Twitter announced yesterday afternoon via a post on Medium that it would shut down Vine, the six-second video-sharing app, “in the coming months.”
I’ve written earlier on the reasons for Vine’s decline this year, but news that one of the top social networks was discontinuing altogether still comes as a shock.
Twitter has said it would not delete any of the Vines, but would keep them online for posterity.
While Twitter itself has struggled to maintain any type of growth, and had already announced it would lay off nine percent of its staff (some 350 employees) earlier yesterday, Vine’s troubles were separate.
Reasons for Vine’s decline this year included:
- Increased competition from Instagram and Facebook;
- Harassment of creators (which is more difficult on Facebook due to its “real name” policy);
- Better revenue opportunities from Facebook; and
- Key executives leaving.
I applaud Twitter’s management for taking bold steps in discontinuing an under-performing platform – and one that was not core to its business.
That said, I can’t help but agree with John Kelly, who posted this comment to the announcement on Medium:
“Twitter’s lack of marketability is rooted its unwillingness to effectively police trolling and abuse.

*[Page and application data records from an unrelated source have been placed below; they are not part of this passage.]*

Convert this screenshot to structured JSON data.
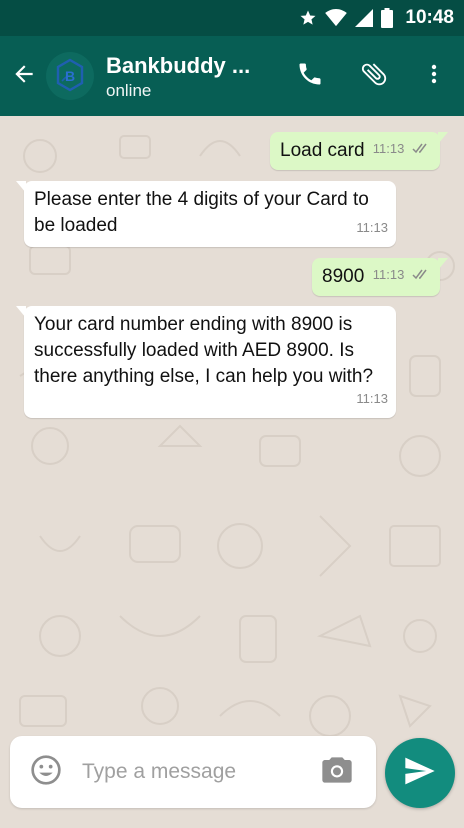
{
  "status_bar": {
    "time": "10:48",
    "icons": [
      "star-icon",
      "wifi-icon",
      "cell-signal-icon",
      "battery-icon"
    ]
  },
  "header": {
    "back_icon": "arrow-back-icon",
    "contact_name": "Bankbuddy ...",
    "status": "online",
    "actions": [
      "phone-icon",
      "paperclip-icon",
      "more-vert-icon"
    ]
  },
  "messages": [
    {
      "direction": "out",
      "text": "Load card",
      "time": "11:13",
      "receipt": "double-tick"
    },
    {
      "direction": "in",
      "text": "Please enter the 4 digits of your Card to be loaded",
      "time": "11:13"
    },
    {
      "direction": "out",
      "text": "8900",
      "time": "11:13",
      "receipt": "double-tick"
    },
    {
      "direction": "in",
      "text": "Your card number ending with 8900 is successfully loaded with AED 8900. Is there anything else, I can help you with?",
      "time": "11:13"
    }
  ],
  "composer": {
    "placeholder": "Type a message",
    "value": "",
    "emoji_icon": "emoji-icon",
    "camera_icon": "camera-icon",
    "send_icon": "send-icon"
  },
  "colors": {
    "status_bar": "#054d44",
    "app_bar": "#075e54",
    "chat_background": "#e5ddd5",
    "outgoing_bubble": "#dcf8c6",
    "incoming_bubble": "#ffffff",
    "send_button": "#128c7e"
  }
}
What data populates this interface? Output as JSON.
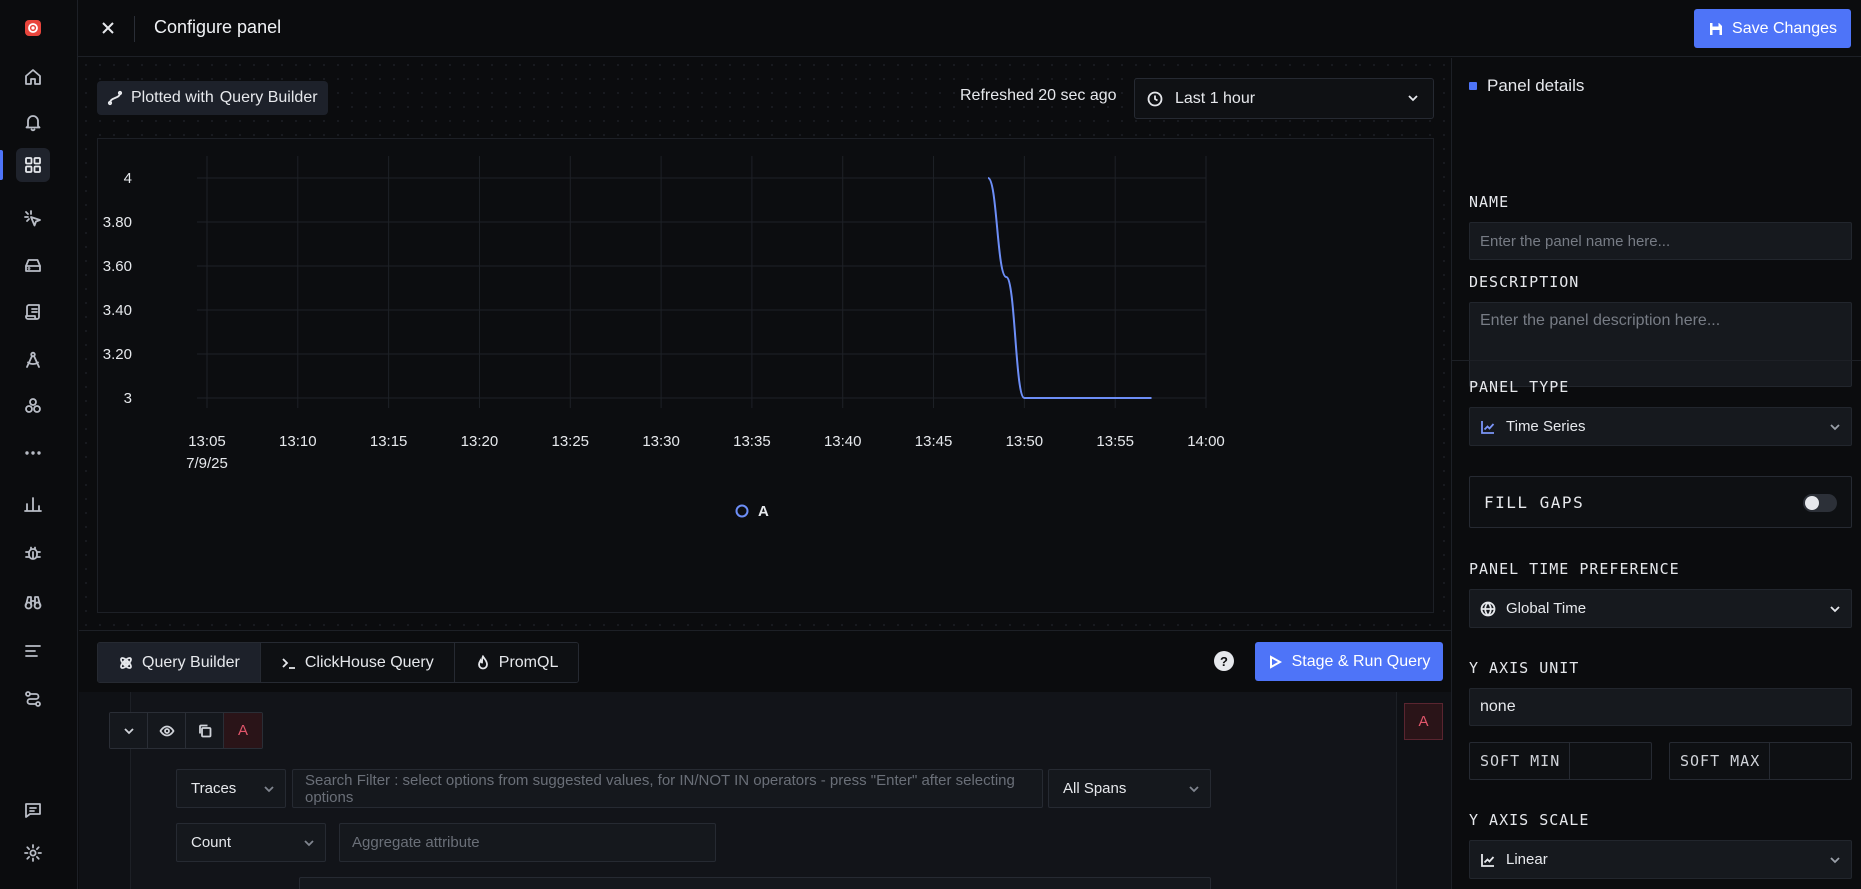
{
  "topbar": {
    "title": "Configure panel",
    "save_label": "Save Changes"
  },
  "preview": {
    "plotted_with_prefix": "Plotted with",
    "plotted_with_value": "Query Builder",
    "refreshed": "Refreshed 20 sec ago",
    "time_range": "Last 1 hour"
  },
  "chart_data": {
    "type": "line",
    "x_ticks": [
      "13:05",
      "13:10",
      "13:15",
      "13:20",
      "13:25",
      "13:30",
      "13:35",
      "13:40",
      "13:45",
      "13:50",
      "13:55",
      "14:00"
    ],
    "x_date_label": "7/9/25",
    "y_ticks": [
      "3",
      "3.20",
      "3.40",
      "3.60",
      "3.80",
      "4"
    ],
    "ylim": [
      3,
      4
    ],
    "series": [
      {
        "name": "A",
        "color": "#6d8ef7",
        "points": [
          {
            "x": "13:48",
            "y": 4
          },
          {
            "x": "13:49",
            "y": 3.55
          },
          {
            "x": "13:50",
            "y": 3
          },
          {
            "x": "13:51",
            "y": 3
          },
          {
            "x": "13:52",
            "y": 3
          },
          {
            "x": "13:53",
            "y": 3
          },
          {
            "x": "13:54",
            "y": 3
          },
          {
            "x": "13:55",
            "y": 3
          },
          {
            "x": "13:56",
            "y": 3
          },
          {
            "x": "13:57",
            "y": 3
          }
        ]
      }
    ],
    "grid": true,
    "legend_position": "bottom-center"
  },
  "query_tabs": {
    "items": [
      {
        "label": "Query Builder"
      },
      {
        "label": "ClickHouse Query"
      },
      {
        "label": "PromQL"
      }
    ],
    "help": "?",
    "run_label": "Stage & Run Query"
  },
  "query_builder": {
    "query_letter": "A",
    "data_source": "Traces",
    "search_placeholder": "Search Filter : select options from suggested values, for IN/NOT IN operators - press \"Enter\" after selecting options",
    "span_scope": "All Spans",
    "aggregate_op": "Count",
    "aggregate_placeholder": "Aggregate attribute"
  },
  "panel": {
    "header": "Panel details",
    "name_label": "NAME",
    "name_placeholder": "Enter the panel name here...",
    "description_label": "DESCRIPTION",
    "description_placeholder": "Enter the panel description here...",
    "panel_type_label": "PANEL TYPE",
    "panel_type": "Time Series",
    "fill_gaps_label": "FILL GAPS",
    "fill_gaps_on": false,
    "time_pref_label": "PANEL TIME PREFERENCE",
    "time_pref": "Global Time",
    "y_unit_label": "Y AXIS UNIT",
    "y_unit": "none",
    "soft_min_label": "SOFT MIN",
    "soft_max_label": "SOFT MAX",
    "y_scale_label": "Y AXIS SCALE",
    "y_scale": "Linear"
  },
  "colors": {
    "accent": "#4e74f8",
    "series": "#6d8ef7",
    "query_letter": "#e1566b"
  }
}
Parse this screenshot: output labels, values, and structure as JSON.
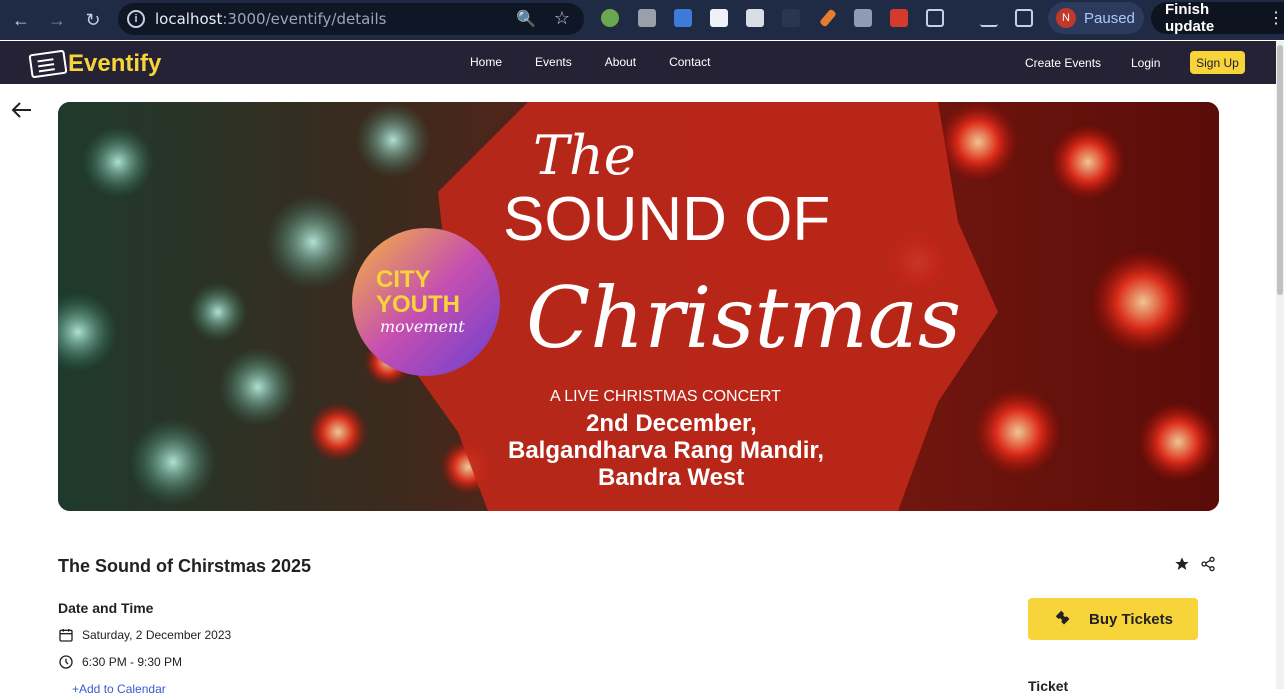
{
  "browser": {
    "url_host": "localhost",
    "url_path": ":3000/eventify/details",
    "profile_initial": "N",
    "profile_status": "Paused",
    "update_label": "Finish update"
  },
  "nav": {
    "brand": "Eventify",
    "links": [
      "Home",
      "Events",
      "About",
      "Contact"
    ],
    "create": "Create Events",
    "login": "Login",
    "signup": "Sign Up"
  },
  "banner": {
    "line_the": "The",
    "line_sound": "SOUND OF",
    "line_christmas": "Christmas",
    "badge_1": "CITY",
    "badge_2": "YOUTH",
    "badge_3": "movement",
    "subtitle": "A LIVE CHRISTMAS CONCERT",
    "date": "2nd December,",
    "venue_1": "Balgandharva Rang Mandir,",
    "venue_2": "Bandra West"
  },
  "event": {
    "title": "The Sound of Chirstmas 2025",
    "section_datetime": "Date and Time",
    "date": "Saturday, 2 December 2023",
    "time": "6:30 PM - 9:30 PM",
    "add_calendar": "+Add to Calendar",
    "buy_label": "Buy Tickets",
    "ticket_heading": "Ticket"
  },
  "colors": {
    "nav_bg": "#252235",
    "accent": "#f7d43a",
    "chrome_bg": "#1f2a44"
  }
}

Killing Vine — one of the least troll-infested corners of the Twittersphere — may look good on the financials but doesn’t help the brand.”
More wisdom, from a comment by Jonathan Annett:
“Translation: storing video and streaming video costs money. We don’t charge for either, and ad sales are not enough. Somethings gotta give.”
And Stephen Taylor:
“Twitter is preparing for sale. Six second videos are hard to put pre-roll ads on.”
Finally, there was this Tweet from Vine founder Rus Yusupov, who clearly regrets his decision to sell Vine to Twitter back in 2012:
Don’t sell your company!
— Rus (@rus) October 27, 2016
I’ve never used the app, let alone made a Vine video. But I spent time with pre-teens who adored it.
I appreciate Vine for taking an innovative approach to video – essentially creating the video analogue to Twitter’s micro-blogging platform.
It was a platform that encouraged zany creativity, spontaneity and humor – all of which the world needs more of.
But I never “got” it as a necessary social channel alongside the likes of Facebook, Twitter, or even LinkedIn – much less for corporate marketing.
That’s okay. I’m in my late 30s, firmly entrenched in Generation X. Vine wasn’t for me, but for the generation below me.
Still, it stings to see any major social platform close down.
Just as MySpace deserved its time in the limelight, so too did Vine (ahh…the innocent halcyon days of 2013-14).
But the biggest takeaway here is perhaps the simplest:
Never go “all in” on a single social media platform.
While early adopters may indeed find fame and riches – launching careers through an outsized early audience, diversification is key to survival.
And owning your own platform (and the content you distribute through it) trumps all.